I guided Glenn and Magnus yesterday from 10:30-2:30. The river was uncharacteristically quiet within the Permanent TMA — we saw only three other anglers the entire day. It was cool and damp and cloudy, perfect for tiny BWOs, but the only bugs appearing in numbers were caddis. Water was 160cfs and leaves were a factor. We fished a combination of indicator nymphing/drop shot and streamers, and although we stuck several fish on both methods, it was not a good day for getting trout to the hoop. Nonetheless, a pleasure fishing with you, gentlemen. (For those fishing streamers, white was the hot color yesterday. I like white when there are colorful leaves in the water.)
Magnus working a run at the head of a pool. We had a brief flurry of activity here, sticking two fish in the space of 5 minutes.
Glenn waiting for the strike…here it comes…
Whoops — a little glitch made all the words go away. Long story short: Thank you Farmington Valley TU for being so welcoming (as always) and for the delicious pre-gig dinner. (A fed presenter is a happy presenter.) We had the world premier of The Little Things 3.0 and I think it went well. I’m already looking forward to next time.

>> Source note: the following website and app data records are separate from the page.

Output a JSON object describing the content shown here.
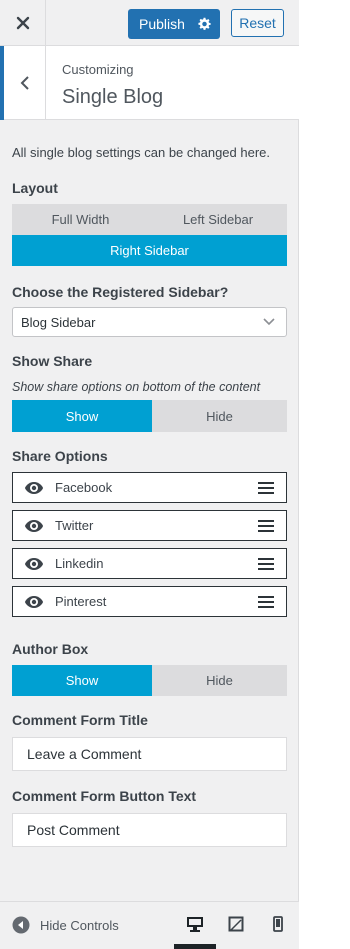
{
  "topbar": {
    "publish_label": "Publish",
    "reset_label": "Reset"
  },
  "section": {
    "breadcrumb": "Customizing",
    "title": "Single Blog"
  },
  "body": {
    "description": "All single blog settings can be changed here.",
    "layout": {
      "label": "Layout",
      "options": [
        "Full Width",
        "Left Sidebar",
        "Right Sidebar"
      ],
      "selected": "Right Sidebar"
    },
    "sidebar": {
      "label": "Choose the Registered Sidebar?",
      "value": "Blog Sidebar"
    },
    "show_share": {
      "label": "Show Share",
      "description": "Show share options on bottom of the content",
      "options": [
        "Show",
        "Hide"
      ],
      "selected": "Show"
    },
    "share_options": {
      "label": "Share Options",
      "items": [
        "Facebook",
        "Twitter",
        "Linkedin",
        "Pinterest"
      ]
    },
    "author_box": {
      "label": "Author Box",
      "options": [
        "Show",
        "Hide"
      ],
      "selected": "Show"
    },
    "comment_title": {
      "label": "Comment Form Title",
      "value": "Leave a Comment"
    },
    "comment_button": {
      "label": "Comment Form Button Text",
      "value": "Post Comment"
    }
  },
  "footer": {
    "hide_controls_label": "Hide Controls",
    "devices": [
      "desktop",
      "tablet",
      "mobile"
    ],
    "active_device": "desktop"
  },
  "colors": {
    "primary": "#2271b1",
    "active_segment": "#00a0d2",
    "panel_bg": "#f0f0f1"
  },
  "icons": [
    "close-icon",
    "gear-icon",
    "chevron-left-icon",
    "chevron-down-icon",
    "eye-icon",
    "drag-handle-icon",
    "arrow-left-circle-icon",
    "desktop-icon",
    "tablet-icon",
    "mobile-icon"
  ]
}
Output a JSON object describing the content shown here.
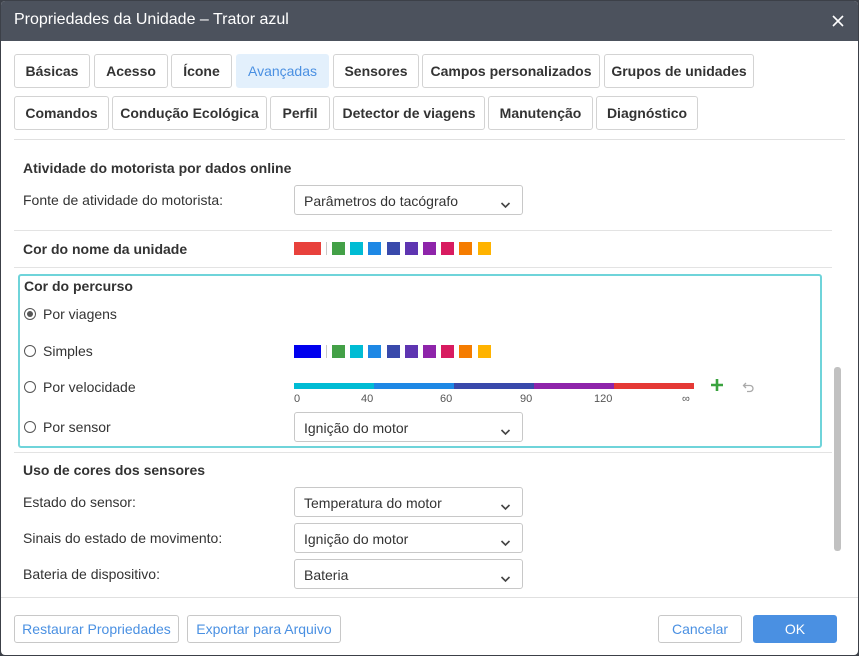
{
  "window": {
    "title": "Propriedades da Unidade – Trator azul",
    "close_icon": "close-icon"
  },
  "tabs_row1": [
    {
      "label": "Básicas"
    },
    {
      "label": "Acesso"
    },
    {
      "label": "Ícone"
    },
    {
      "label": "Avançadas",
      "active": true
    },
    {
      "label": "Sensores"
    },
    {
      "label": "Campos personalizados"
    },
    {
      "label": "Grupos de unidades"
    }
  ],
  "tabs_row2": [
    {
      "label": "Comandos"
    },
    {
      "label": "Condução Ecológica"
    },
    {
      "label": "Perfil"
    },
    {
      "label": "Detector de viagens"
    },
    {
      "label": "Manutenção"
    },
    {
      "label": "Diagnóstico"
    }
  ],
  "driver_activity": {
    "heading": "Atividade do motorista por dados online",
    "source_label": "Fonte de atividade do motorista:",
    "source_value": "Parâmetros do tacógrafo"
  },
  "unit_name_color": {
    "heading": "Cor do nome da unidade",
    "selected_color": "#e8413c"
  },
  "palette": [
    "#43a047",
    "#00bcd4",
    "#1e88e5",
    "#3949ab",
    "#5e35b1",
    "#8e24aa",
    "#d81b60",
    "#f57c00",
    "#ffb300"
  ],
  "route_color": {
    "heading": "Cor do percurso",
    "by_trips": "Por viagens",
    "simple": "Simples",
    "simple_color": "#0000ee",
    "by_speed": "Por velocidade",
    "by_sensor": "Por sensor",
    "sensor_value": "Ignição do motor",
    "selected_option": "by_trips",
    "speed_ticks": [
      "0",
      "40",
      "60",
      "90",
      "120",
      "∞"
    ],
    "speed_colors": [
      "#00bcd4",
      "#1e88e5",
      "#3949ab",
      "#8e24aa",
      "#e53935"
    ],
    "add_icon": "plus-icon",
    "undo_icon": "undo-icon"
  },
  "sensor_colors": {
    "heading": "Uso de cores dos sensores",
    "state_label": "Estado do sensor:",
    "state_value": "Temperatura do motor",
    "movement_label": "Sinais do estado de movimento:",
    "movement_value": "Ignição do motor",
    "battery_label": "Bateria de dispositivo:",
    "battery_value": "Bateria"
  },
  "footer": {
    "restore": "Restaurar Propriedades",
    "export": "Exportar para Arquivo",
    "cancel": "Cancelar",
    "ok": "OK"
  },
  "colors": {
    "accent": "#4a90e2",
    "titlebar": "#4c525d",
    "highlight_border": "#6fd4da"
  }
}
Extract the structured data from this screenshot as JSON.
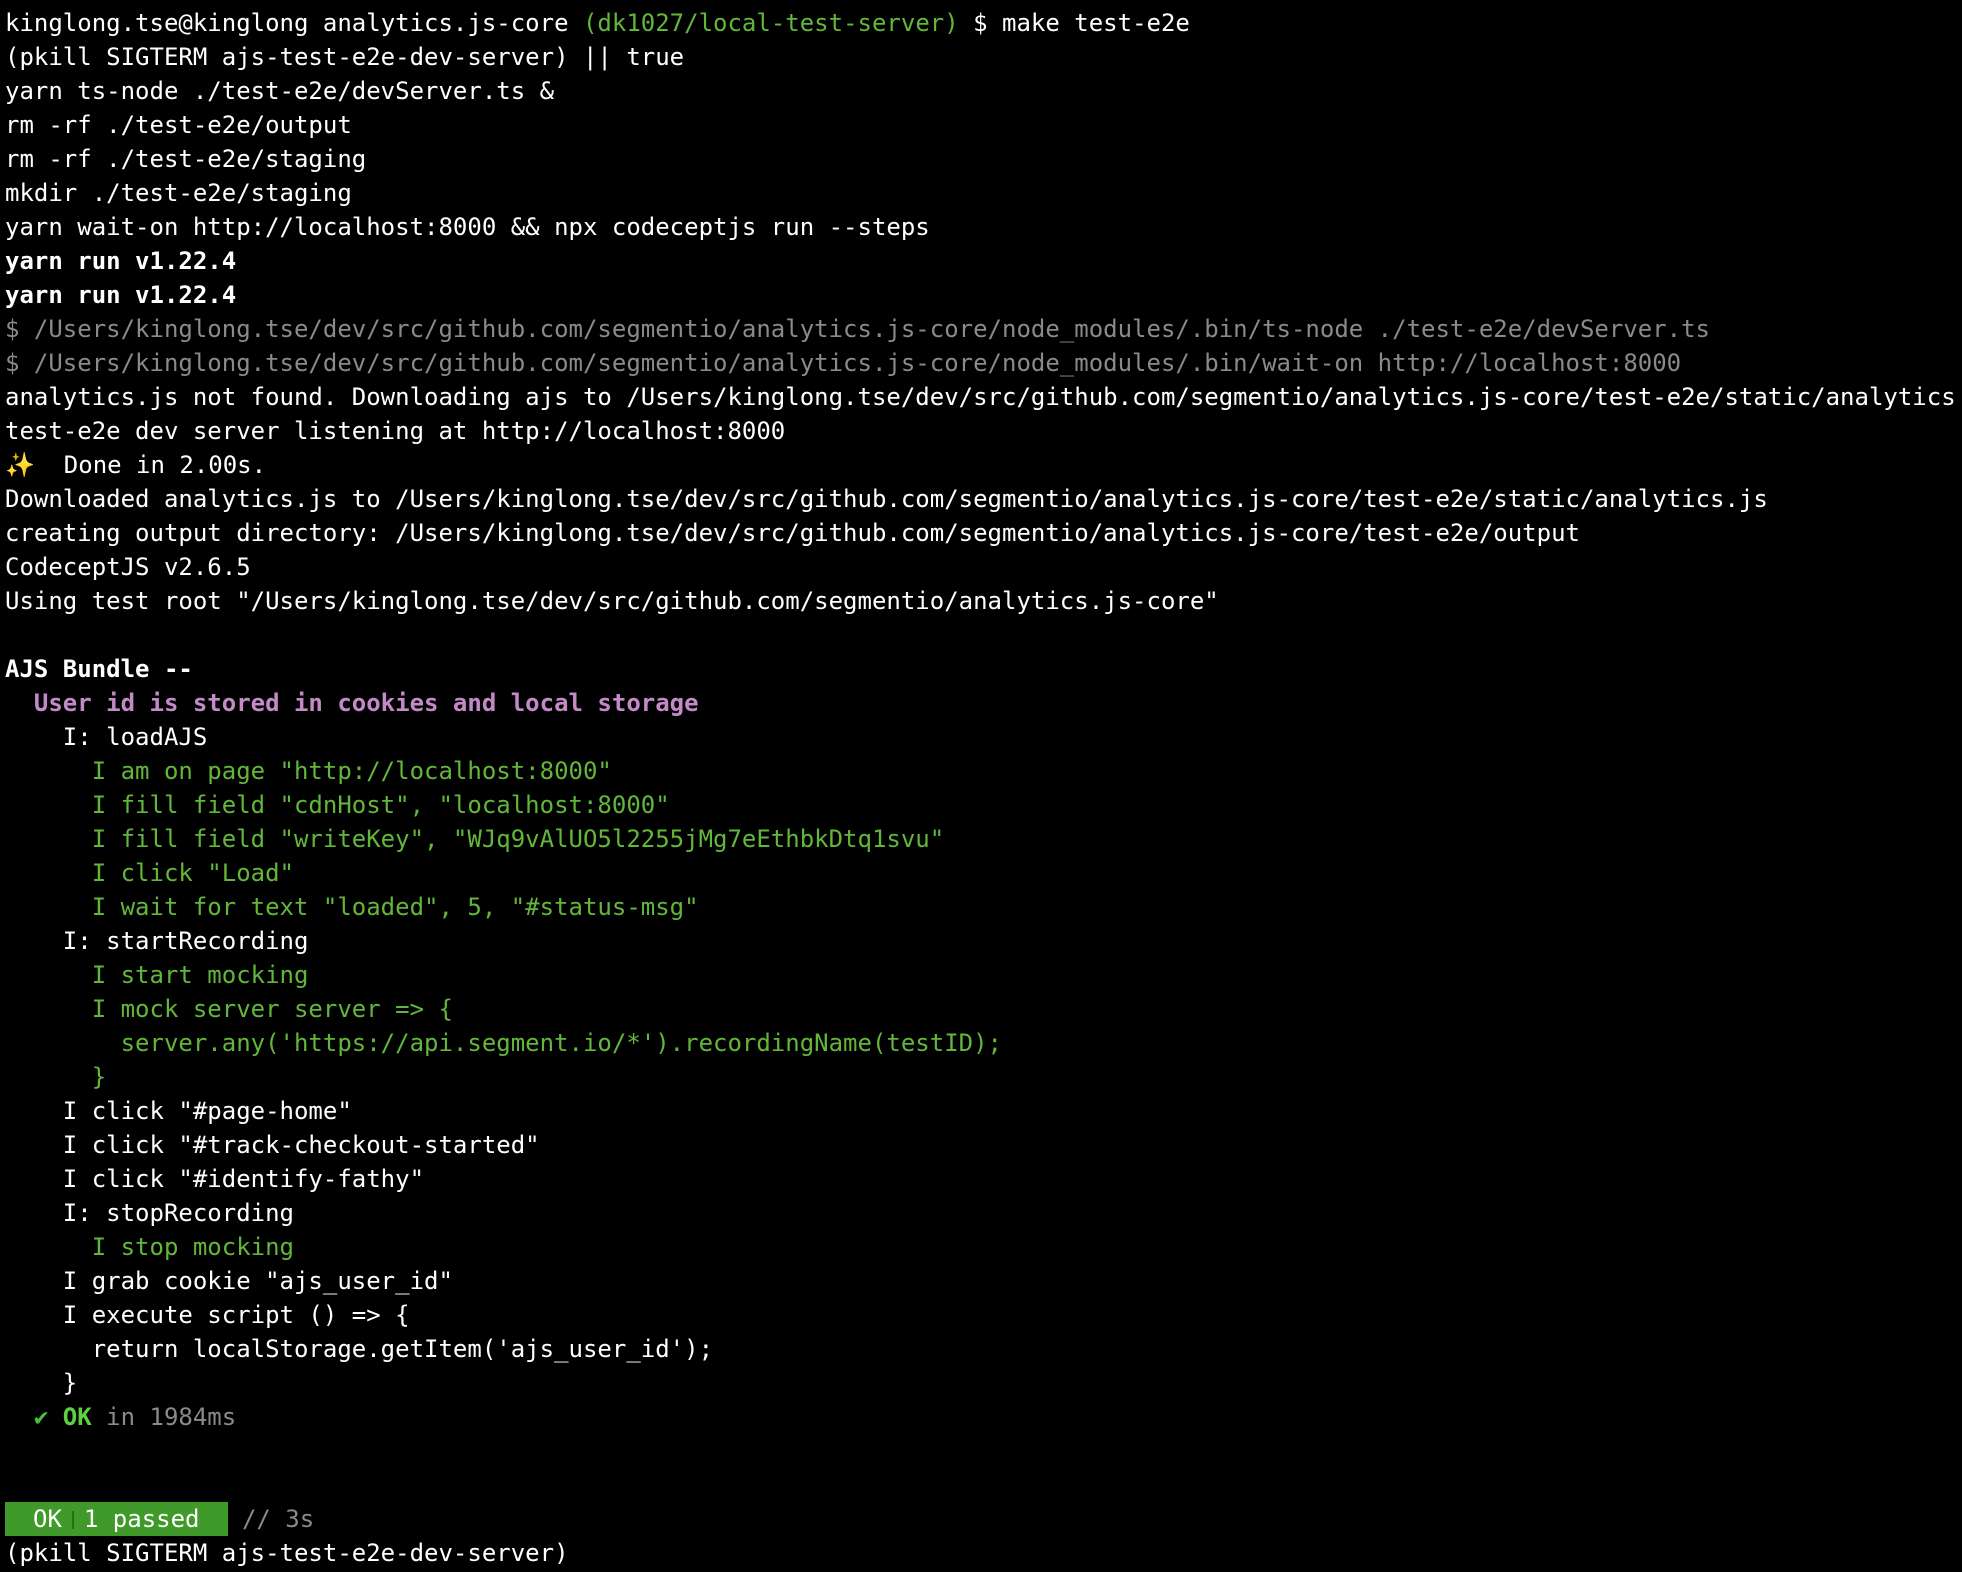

See you Tuesday, November 19, Nutmeg TU, 7pm, Port 5, Bridgeport, CT. Presentation subject TBD. You can find their Facebook page here.
The question of the night: When I’m wet fly fishing on a tight line drift and I feel the take, how do I set the hook (after pausing and asking the question, “Are you still there?”). I had to go to the video replay to answer this one. It’s a simple lift of the rod tip. A hard set isn’t necessary, mostly because the pause allows the fish to hook itself.